What's in a name? That's what one union is asking prospective members.
The United Automobile, Aerospace & Agricultural Implement Workers are better known as simply the United Auto Workers.
But many of the 14,000 new members recruited last year seem unlikely candidates for an auto union. Some are hospital service and laboratory employees; others make brewery containers; still others are nonteaching school employees. All are part of the union's effort to counter sagging membership among workers in the recession-mired auto industry.
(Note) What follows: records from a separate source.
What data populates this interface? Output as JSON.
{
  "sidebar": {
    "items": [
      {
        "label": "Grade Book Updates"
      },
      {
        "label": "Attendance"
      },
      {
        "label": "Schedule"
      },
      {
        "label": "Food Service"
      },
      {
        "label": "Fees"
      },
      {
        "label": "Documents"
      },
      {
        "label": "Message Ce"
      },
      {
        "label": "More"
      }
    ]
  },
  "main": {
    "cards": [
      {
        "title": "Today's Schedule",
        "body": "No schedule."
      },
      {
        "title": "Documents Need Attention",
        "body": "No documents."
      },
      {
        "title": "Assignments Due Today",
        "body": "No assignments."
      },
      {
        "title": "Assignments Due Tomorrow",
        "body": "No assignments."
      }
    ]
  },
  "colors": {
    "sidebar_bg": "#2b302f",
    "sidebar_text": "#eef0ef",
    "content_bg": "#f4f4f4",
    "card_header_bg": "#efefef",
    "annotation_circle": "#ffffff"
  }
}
Despite spending considerable union funds organizing the new workers, UAW was unable to halt its membership slide. The membership decline for 1981, unreported by the union, is estimated in the hundreds of thousands.